When Microsoft came out with a fix for a virus, for example, until a few years ago, technicians would have to burn days driving to businesses all over northern Minnesota, installing the patches on each machine.
Now, one Compudyne employee can install the patch on all the company's clients' computers simultaneously, with a few mouse clicks, said Jon Heyesen, director of technical services for Compudyne.
And if someone is having a problem with a computer, with printing, for example, the user can click on an on-screen icon and fill out a brief report or call.
Brian Redshaw, Hibbing's city administrator, did that recently when he was having trouble installing a new printer.
"I didn't have to touch anything," he said, as the cursor guided by a Compudyne employee installed the printer. "The mouse moves and everything. It's kind of surreal," he said.

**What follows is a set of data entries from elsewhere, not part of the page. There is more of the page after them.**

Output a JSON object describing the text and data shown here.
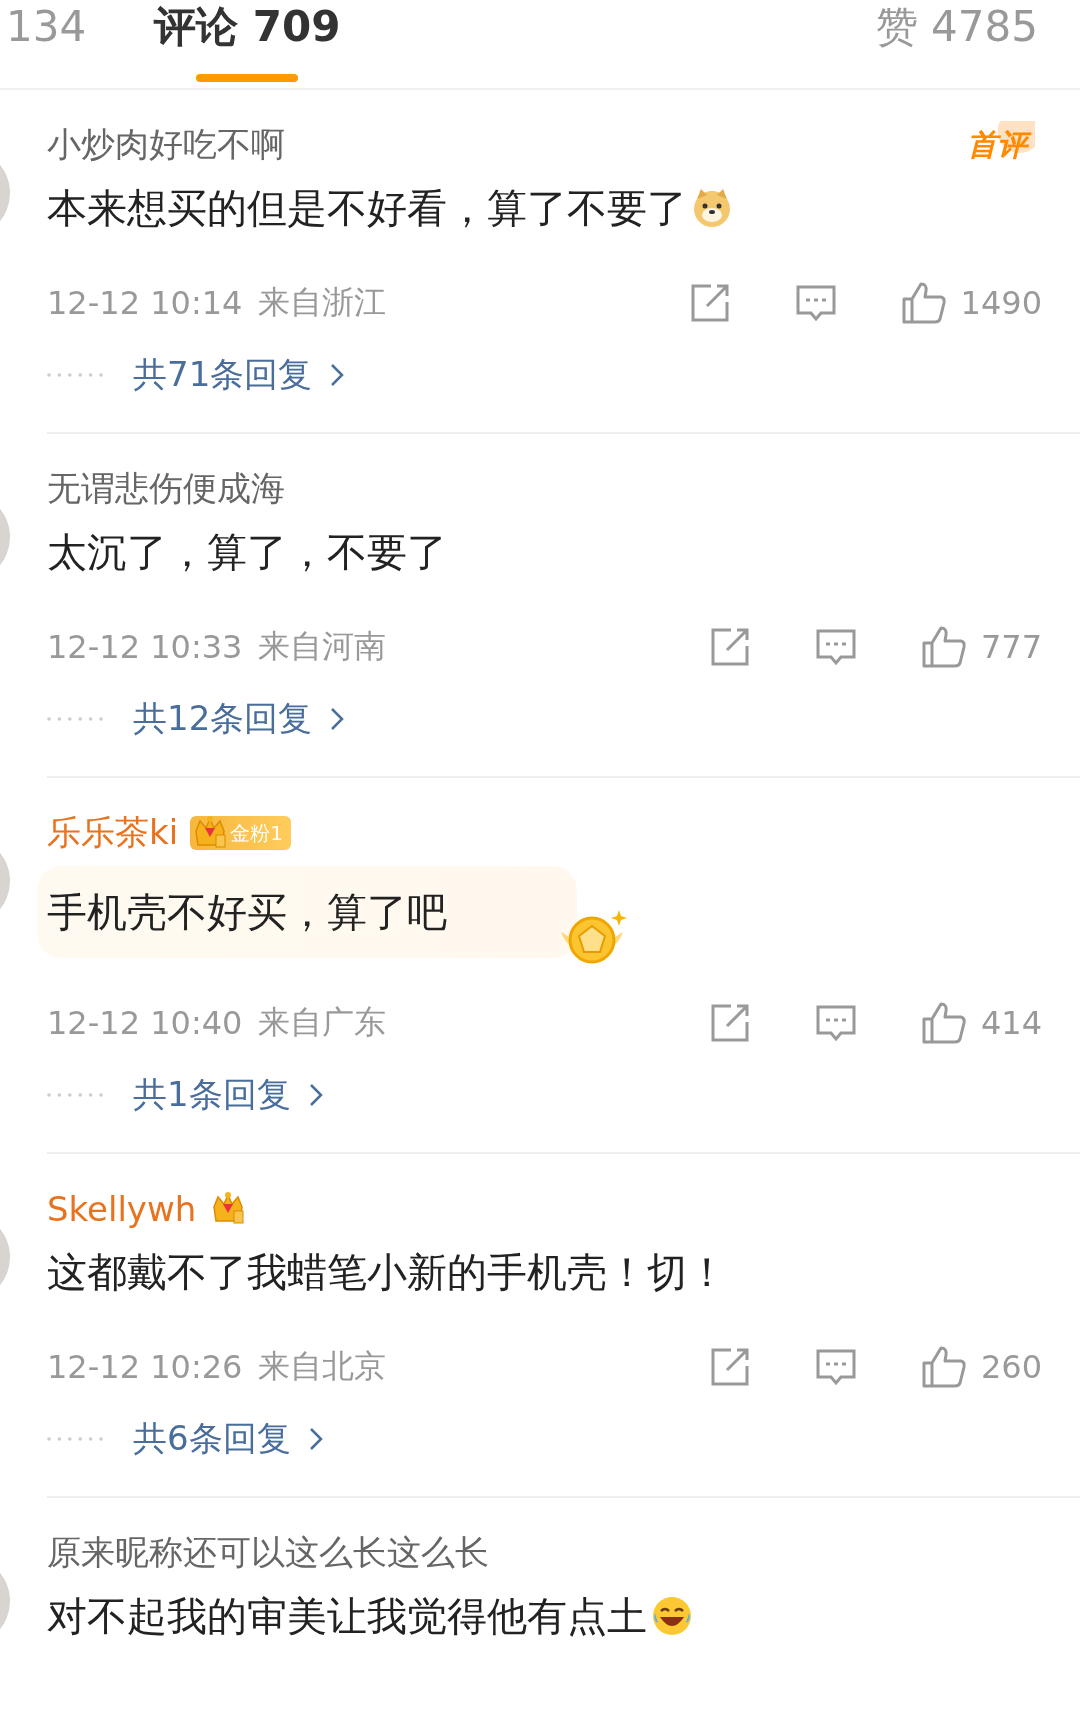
{
  "tabs": [
    {
      "label": "134",
      "selected": false
    },
    {
      "label": "评论 709",
      "selected": true
    }
  ],
  "likes_tab": {
    "label": "赞 4785"
  },
  "comments": [
    {
      "name": "小炒肉好吃不啊",
      "member": false,
      "tag": "首评",
      "text": "本来想买的但是不好看，算了不要了",
      "emoji": {
        "kind": "doge"
      },
      "highlighted": false,
      "time": "12-12 10:14",
      "location": "来自浙江",
      "likes": "1490",
      "replies": "共71条回复"
    },
    {
      "name": "无谓悲伤便成海",
      "member": false,
      "text": "太沉了，算了，不要了",
      "highlighted": false,
      "time": "12-12 10:33",
      "location": "来自河南",
      "likes": "777",
      "replies": "共12条回复"
    },
    {
      "name": "乐乐茶ki",
      "member": true,
      "badge": {
        "kind": "fan",
        "text": "金粉1"
      },
      "text": "手机壳不好买，算了吧",
      "highlighted": true,
      "time": "12-12 10:40",
      "location": "来自广东",
      "likes": "414",
      "replies": "共1条回复"
    },
    {
      "name": "Skellywh",
      "member": true,
      "badge": {
        "kind": "crown"
      },
      "text": "这都戴不了我蜡笔小新的手机壳！切！",
      "highlighted": false,
      "time": "12-12 10:26",
      "location": "来自北京",
      "likes": "260",
      "replies": "共6条回复"
    },
    {
      "name": "原来昵称还可以这么长这么长",
      "member": false,
      "text": "对不起我的审美让我觉得他有点土",
      "emoji": {
        "kind": "laugh"
      },
      "highlighted": false
    }
  ]
}
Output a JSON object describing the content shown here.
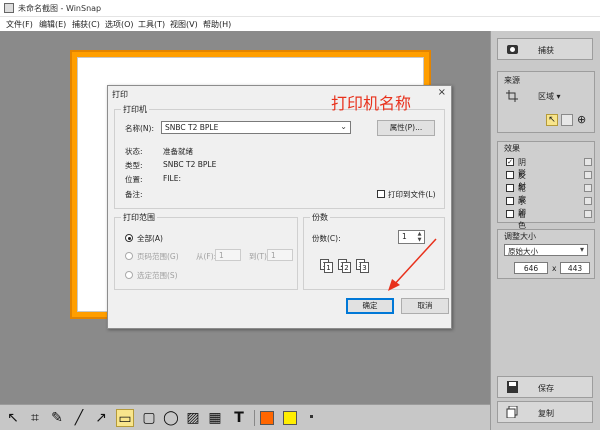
{
  "window": {
    "title": "未命名截图 - WinSnap"
  },
  "menu": [
    "文件(F)",
    "编辑(E)",
    "捕获(C)",
    "选项(O)",
    "工具(T)",
    "视图(V)",
    "帮助(H)"
  ],
  "dialog": {
    "title": "打印",
    "close": "×",
    "annotation": "打印机名称",
    "printer_group": "打印机",
    "name_label": "名称(N):",
    "printer_name": "SNBC T2 BPLE",
    "properties_btn": "属性(P)...",
    "status_label": "状态:",
    "status_value": "准备就绪",
    "type_label": "类型:",
    "type_value": "SNBC T2 BPLE",
    "where_label": "位置:",
    "where_value": "FILE:",
    "comment_label": "备注:",
    "print_to_file": "打印到文件(L)",
    "range_group": "打印范围",
    "range_all": "全部(A)",
    "range_pages": "页码范围(G)",
    "from_label": "从(F):",
    "from_value": "1",
    "to_label": "到(T):",
    "to_value": "1",
    "range_selection": "选定范围(S)",
    "copies_group": "份数",
    "copies_label": "份数(C):",
    "copies_value": "1",
    "collate_pages": [
      "1",
      "1",
      "2",
      "2",
      "3",
      "3"
    ],
    "ok": "确定",
    "cancel": "取消"
  },
  "right_panel": {
    "capture_btn": "捕获",
    "source_title": "来源",
    "source_value": "区域",
    "effects_title": "效果",
    "effects": [
      {
        "label": "阴影",
        "checked": true
      },
      {
        "label": "反射",
        "checked": false
      },
      {
        "label": "轮廓",
        "checked": false
      },
      {
        "label": "水印",
        "checked": false
      },
      {
        "label": "着色",
        "checked": false
      }
    ],
    "resize_title": "调整大小",
    "resize_value": "原始大小",
    "width": "646",
    "times": "x",
    "height": "443",
    "save_btn": "保存",
    "copy_btn": "复制"
  },
  "colors": {
    "accent_orange": "#ff6600",
    "accent_yellow": "#ffee00",
    "annotation_red": "#e8311c"
  }
}
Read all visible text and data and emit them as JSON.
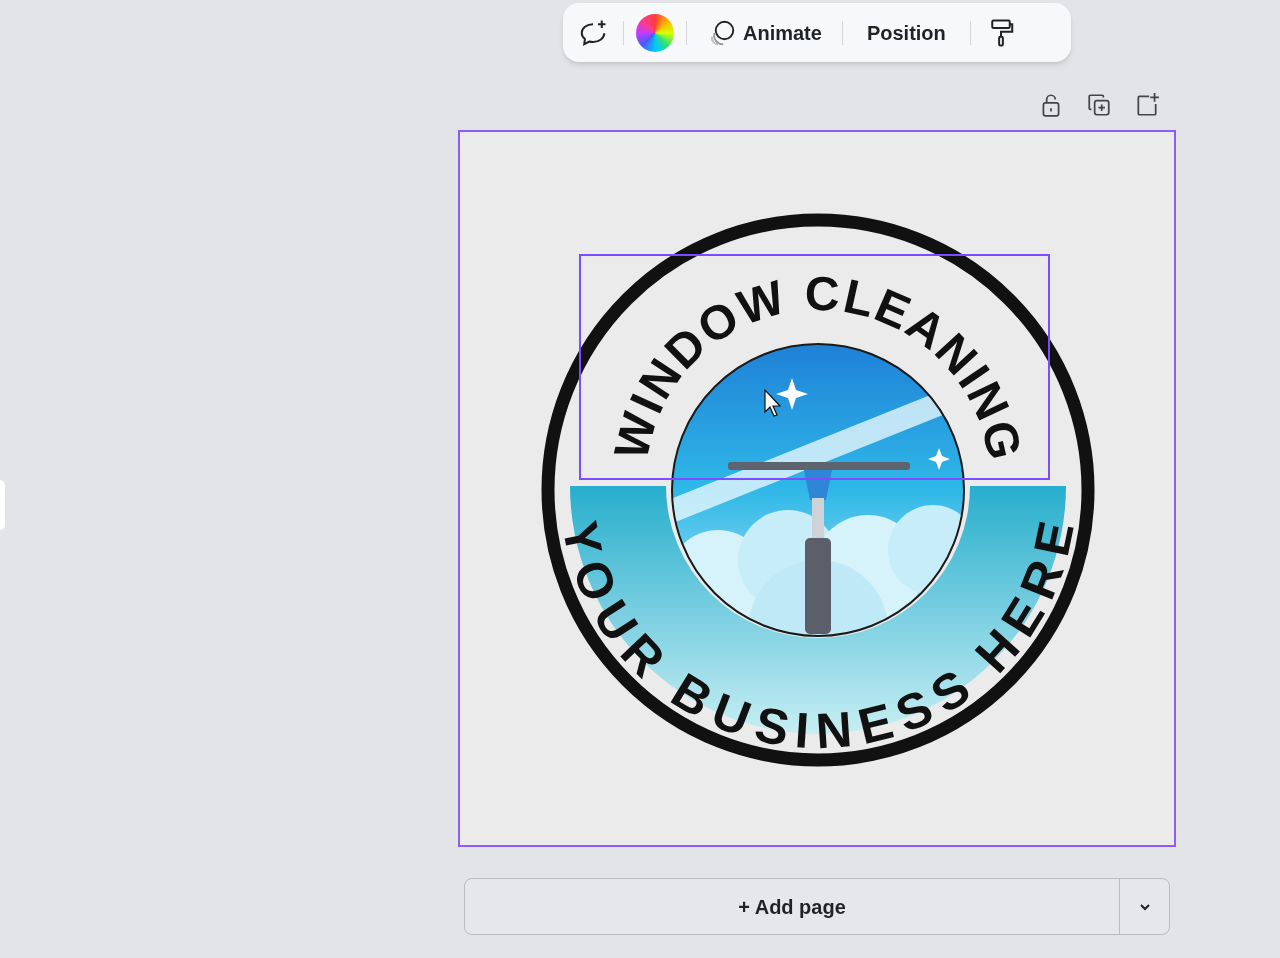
{
  "toolbar": {
    "animate_label": "Animate",
    "position_label": "Position"
  },
  "logo": {
    "top_text": "WINDOW CLEANING",
    "bottom_text": "YOUR BUSINESS HERE"
  },
  "add_page": {
    "label": "+ Add page"
  }
}
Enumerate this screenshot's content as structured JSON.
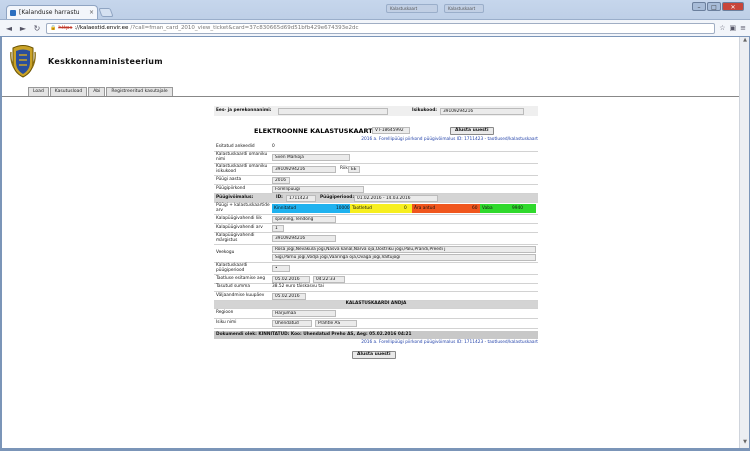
{
  "browser": {
    "tab_title": "[Kalanduse harrastu",
    "tab_close": "×",
    "bg_tab_1": "Kalastuskaart",
    "bg_tab_2": "Kalastuskaart",
    "address": {
      "scheme": "https",
      "host": "://kalaestid.envir.ee",
      "path": "/?call=fman_card_2010_view_ticket&card=37c830665d69d51bfb429e674393e2dc"
    },
    "nav_back": "◄",
    "nav_forward": "►",
    "nav_reload": "↻",
    "win_min": "–",
    "win_max": "□",
    "win_close": "✕"
  },
  "site": {
    "ministry": "Keskkonnaministeerium",
    "tabs": [
      "Load",
      "Kasutusload",
      "Abi",
      "Registreeritud kasutajale"
    ]
  },
  "form": {
    "top_name_label": "Ees- ja perekonnanimi:",
    "top_name_value": "",
    "top_id_label": "Isikukood:",
    "top_id_value": "39109294216",
    "title": "ELEKTROONNE KALASTUSKAART nr",
    "card_no": "VT-18645992",
    "print_btn": "Alusta uuesti",
    "link_top": "2016 a. Forellipüügi piirkond püügivõimalus ID: 1711423 - taotlused/kalastuskaart",
    "rows": {
      "r1_label": "Esitatud ankeedid",
      "r1_value": "0",
      "r2_label": "Kalastuskaardi omaniku nimi",
      "r2_value": "Sven Markoja",
      "r3_label": "Kalastuskaardi omaniku isikukood",
      "r3_value": "39109294216",
      "r3_extra_label": "Riik",
      "r3_extra_value": "EE",
      "r4_label": "Püügi aasta",
      "r4_value": "2016",
      "r5_label": "Püügipiirkond",
      "r5_value": "Forellipüügi",
      "r6_label": "Püügivõimalus:",
      "r6_id_label": "ID:",
      "r6_id_value": "1711423",
      "r6_period_label": "Püügiperiood:",
      "r6_period_value": "01.02.2016 - 14.03.2016",
      "r7_label": "Püügi + kalastuskaartide arv",
      "seg_blue": "Kinnitatud",
      "seg_blue_val": "10000",
      "seg_yellow": "Taotletud",
      "seg_yellow_val": "0",
      "seg_red": "Ära antud",
      "seg_red_val": "60",
      "seg_green": "Vaba",
      "seg_green_val": "9940",
      "r8_label": "Kalapüügivahendi liik",
      "r8_value": "spinning, lendõng",
      "r9_label": "Kalapüügivahendi arv",
      "r9_value": "1",
      "r10_label": "Kalapüügivahendi märgistus",
      "r10_value": "39109294216",
      "r11_label": "Veekogu",
      "r11_value_1": "Rõsa jõgi,Nevaküla jõgi,Nasva kanal,Narva oja,Oostriku jõgi,Palu,Prandi,Preedi j",
      "r11_value_2": "Sigi,Parnu jõgi,Vodja jõgi,Vääringa oja,Ovaga jõgi,Valtujõgi",
      "r12_label": "Kalastuskaardi püügiperiood",
      "r12_value": "•",
      "r13_label": "Taotluse esitamise aeg",
      "r13_date": "05.02.2016",
      "r13_time": "04:22:33",
      "r14_label": "Tasutud summa",
      "r14_value": "38.52 euro  täiskasvu  tai",
      "r15_label": "Väljaandmise kuupäev",
      "r15_value": "05.02.2016",
      "issuer_heading": "KALASTUSKAARDI ANDJA",
      "r16_label": "Regioon",
      "r16_value": "Harjumaa",
      "r17_label": "Isiku nimi",
      "r17_value": "Uhendatud",
      "r17_extra": "Prahtle AS",
      "doc_status": "Dokumendi olek: KINNITATUD: Koo: Uhendatud Preho AS, Aeg: 05.02.2016 04:21",
      "link_bottom": "2016 a. Forellipüügi piirkond püügivõimalus ID: 1711423 - taotlused/kalastuskaart"
    },
    "bottom_btn": "Alusta uuesti"
  },
  "colors": {
    "blue": "#1fb2ef",
    "yellow": "#f7ef1f",
    "red": "#f0561e",
    "green": "#2fd92c"
  }
}
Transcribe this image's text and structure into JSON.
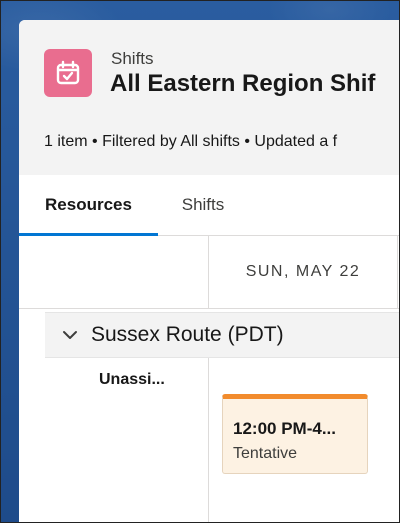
{
  "header": {
    "object_label": "Shifts",
    "title": "All Eastern Region Shif",
    "subtitle": "1 item • Filtered by All shifts • Updated a f",
    "icon": "calendar-check-icon",
    "icon_color": "#e96d8f"
  },
  "tabs": [
    {
      "label": "Resources",
      "selected": true
    },
    {
      "label": "Shifts",
      "selected": false
    }
  ],
  "schedule": {
    "date_header": "SUN, MAY 22",
    "group": {
      "label": "Sussex Route (PDT)",
      "icon": "chevron-down-icon",
      "expanded": true
    },
    "resource": {
      "name": "Unassi..."
    },
    "shift": {
      "time": "12:00 PM-4...",
      "status": "Tentative",
      "accent_color": "#f28b2c",
      "background_color": "#fdf2e3"
    }
  },
  "colors": {
    "tab_selected_underline": "#0176d3",
    "background_blue": "#1f4f8f"
  }
}
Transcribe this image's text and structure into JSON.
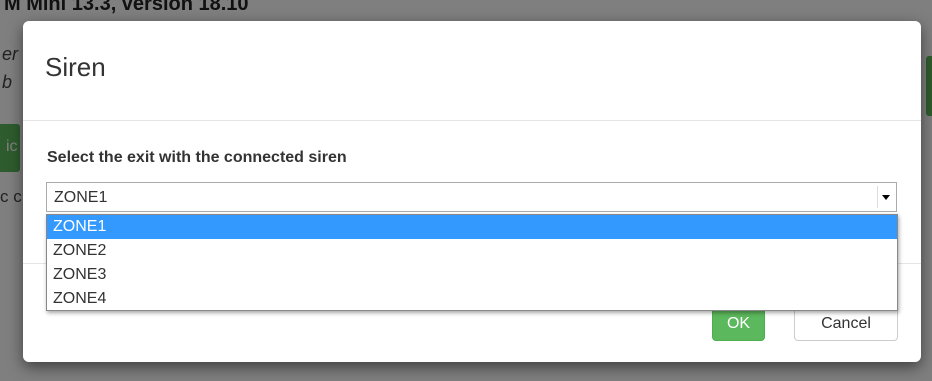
{
  "background": {
    "title_fragment": "M Mini 13.3, version 18.10",
    "line1_fragment": "er",
    "line2_fragment": "b",
    "green_button_fragment": "ic",
    "text_fragment": "c c"
  },
  "modal": {
    "title": "Siren",
    "field_label": "Select the exit with the connected siren",
    "select": {
      "selected_value": "ZONE1",
      "options": [
        {
          "label": "ZONE1",
          "highlighted": true
        },
        {
          "label": "ZONE2",
          "highlighted": false
        },
        {
          "label": "ZONE3",
          "highlighted": false
        },
        {
          "label": "ZONE4",
          "highlighted": false
        }
      ]
    },
    "footer": {
      "ok_label": "OK",
      "cancel_label": "Cancel"
    }
  },
  "colors": {
    "primary_green": "#5cb85c",
    "highlight_blue": "#3399ff",
    "backdrop": "#000000"
  }
}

The new system also allows Compudyne technicians to keep tabs on and remotely fix many computer-related issues before they become problems, like being alerted when a computer at a client's office is close to needing more memory.
"We're doing a lot more work for our customers than in the past," Schow said. "We're not out driving around as much, but we have more work," he said, because more businesses are more willing to sign onto this regular service instead of just paying for the occasional breakdown.
To handle that growth, the company went on its biggest hiring binge to date, adding 17 people over the past two years. Its 39 employees are spread out: to Duluth, 28; Hibbing, 9; Marquette, Mich., one; and Minneapolis, one.
Because the work can be done remotely, it also allows the company to have a customer base beyond northern Minnesota, though Compudyne intends to stick nearly exclusively to the area.
Some larger computer companies, however, like Dell, see the potential of doing work remotely as a way to siphon off some business from smaller competitors like Compudyne, Schow said.
But Compudyne's officials don't anticipate losing much to the large companies operating from far-off locales.
Despite the innovations, what they're selling are relationships with customers, something large companies elsewhere can't replicate, Schow said.
Which is why while Compudyne monitors Hibbing's computers remotely, a technician also stops by once a week to do on-site work. And when Redshaw encountered a problem last week, a technician stopped by.
"A lot of smaller businesses and governments need IT staff, and we can't afford to pay the salaries that are needed to afford those people," he said, which is why he said city officials have been so pleased with Compudyne.
And even though efforts to operate remotely account for the bulk of new employee growth, well beyond half the company's revenue still comes from selling products and services, such as installing a wireless network in a warehouse so each skid loader's computer can be linked up with a system.
This kind of work is often done in part by the staff of six people the company hired on when it bought Superior Broadband Wireless, an Internet service provider, in November 2007.
The company also is one of a handful in the nation that routinely tests new products for Hewlett-Packard and Microsoft, and is the virtual house for many Arrowhead businesses.
Vidovic, meanwhile, said isn't surprised by his company's growth, either.
When starting his company, Vidovic hoped to have 75 employees within 10 years.
But he's happy with the 39 he has today.
"The growth has been very steady and very manageable," he said.
The industry's future looks bright, say many in the field.
Vidovic said his company anticipates riding the wave of growth, with the mining expansions anticipated for the Iron Range as well.
PATRICK GARMOE can be reached at (218) 723-5229 or email@example.com .